A team of professors and students at Texas A&M University-Corpus Christi have started a project to try and discover a new way to help our aging community.
They are looking for ways to help rejuvenate human cells.
The main focus of the project is to see if there is a way that they can improve the aging process. And it can be as simple as what we eat or sitting in a hot tub for 10 minutes.
Over the last two years,Texas A&M University-Corpus Christi life sciences professor Xavier Gonzales has been reaching out to the community, in particular aging people, to collect information. He interested in learning what do people eat, what type of exercise do they do, and how do they feel mentally.
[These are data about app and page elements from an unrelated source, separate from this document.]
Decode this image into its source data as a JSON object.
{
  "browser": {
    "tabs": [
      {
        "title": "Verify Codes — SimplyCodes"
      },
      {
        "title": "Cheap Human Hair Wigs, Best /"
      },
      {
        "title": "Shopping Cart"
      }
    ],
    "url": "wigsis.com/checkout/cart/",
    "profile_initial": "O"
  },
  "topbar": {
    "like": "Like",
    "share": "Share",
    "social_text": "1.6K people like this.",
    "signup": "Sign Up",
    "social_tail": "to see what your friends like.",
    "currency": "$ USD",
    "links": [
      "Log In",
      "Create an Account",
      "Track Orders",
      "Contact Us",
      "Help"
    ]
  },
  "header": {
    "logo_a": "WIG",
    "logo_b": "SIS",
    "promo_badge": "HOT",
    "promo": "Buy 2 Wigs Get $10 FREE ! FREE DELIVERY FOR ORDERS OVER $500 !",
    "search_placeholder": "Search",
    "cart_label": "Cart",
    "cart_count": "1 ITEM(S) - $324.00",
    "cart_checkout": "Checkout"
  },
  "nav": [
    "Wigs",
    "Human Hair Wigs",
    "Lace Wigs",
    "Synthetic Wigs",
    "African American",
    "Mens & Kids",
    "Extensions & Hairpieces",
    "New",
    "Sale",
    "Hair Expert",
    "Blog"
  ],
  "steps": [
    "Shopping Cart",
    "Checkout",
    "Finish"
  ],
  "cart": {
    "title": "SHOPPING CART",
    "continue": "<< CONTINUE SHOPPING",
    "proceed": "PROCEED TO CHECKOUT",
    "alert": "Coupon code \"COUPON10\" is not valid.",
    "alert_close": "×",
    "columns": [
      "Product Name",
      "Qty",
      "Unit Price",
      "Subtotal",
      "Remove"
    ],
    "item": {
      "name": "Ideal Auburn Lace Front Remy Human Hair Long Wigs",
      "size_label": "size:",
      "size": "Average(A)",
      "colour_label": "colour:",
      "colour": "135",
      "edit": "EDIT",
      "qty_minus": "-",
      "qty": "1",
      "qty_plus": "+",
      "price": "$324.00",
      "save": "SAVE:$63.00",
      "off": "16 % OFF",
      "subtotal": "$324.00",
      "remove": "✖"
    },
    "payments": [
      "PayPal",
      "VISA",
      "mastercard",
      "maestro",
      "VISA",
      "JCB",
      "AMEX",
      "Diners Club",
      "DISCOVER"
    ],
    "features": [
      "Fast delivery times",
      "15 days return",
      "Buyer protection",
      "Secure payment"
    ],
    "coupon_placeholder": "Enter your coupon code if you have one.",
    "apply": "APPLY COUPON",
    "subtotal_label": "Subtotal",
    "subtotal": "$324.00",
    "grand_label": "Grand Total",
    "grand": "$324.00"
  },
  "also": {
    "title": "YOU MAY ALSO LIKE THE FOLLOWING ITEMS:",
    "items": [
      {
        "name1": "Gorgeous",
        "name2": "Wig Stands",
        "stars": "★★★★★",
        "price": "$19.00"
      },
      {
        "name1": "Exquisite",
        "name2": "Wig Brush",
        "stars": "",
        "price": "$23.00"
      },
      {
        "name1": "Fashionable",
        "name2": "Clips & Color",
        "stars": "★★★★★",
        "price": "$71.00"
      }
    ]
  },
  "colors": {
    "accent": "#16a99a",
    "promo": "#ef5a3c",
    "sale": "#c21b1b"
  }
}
“The reason behind all that is so I can get an idea of what are the things that impact specifically our community here in the Coastal Bend,” Gonzales said. ” A few of those things you can name off rapidly, one of them being diabetes, obesity, and the number one factor in this is falls.”
One way to do that is by looking at commercially available human cells.
“We are at a point to where trying to see how we can get these cells to keep rebuilding themselves so they don’t keep breaking down,” he said. “Using those known factors of nutrition, known factors of exercise, known factor of how the energy works inside the cell and how it gets moving.”
Older cells have a tendency to stop dividing as people age, which can lead to a host of degenerative diseases. The body cleanses itself of these cells most the time, but they can begin to pile up as an older immune system starts to break down.
“We are looking at a way to keep them strong,” Gonzales said. “With aging, you see the cells start to get weak and start breaking down. What we are doing is a way to stimulate them so they can be better moving, and they don’t break down so easily.”
Gonzales says these studies have the potential to lead to therapies which could help people age better.
“In the long run, we want to identify ways of treatment or suggestions of treatment for community members so they can stay healthy and keep their muscles strong and avoid things like falls,” Gonzales said.
So when will we see this technology at work?
Unfortunately, Gonzales predicts it’s at least 2 to 3 years away.
“Hopefully we can find something that will be some type of component or maybe some drug that they can take that will help them to keep that from progressing,” Gonzales said.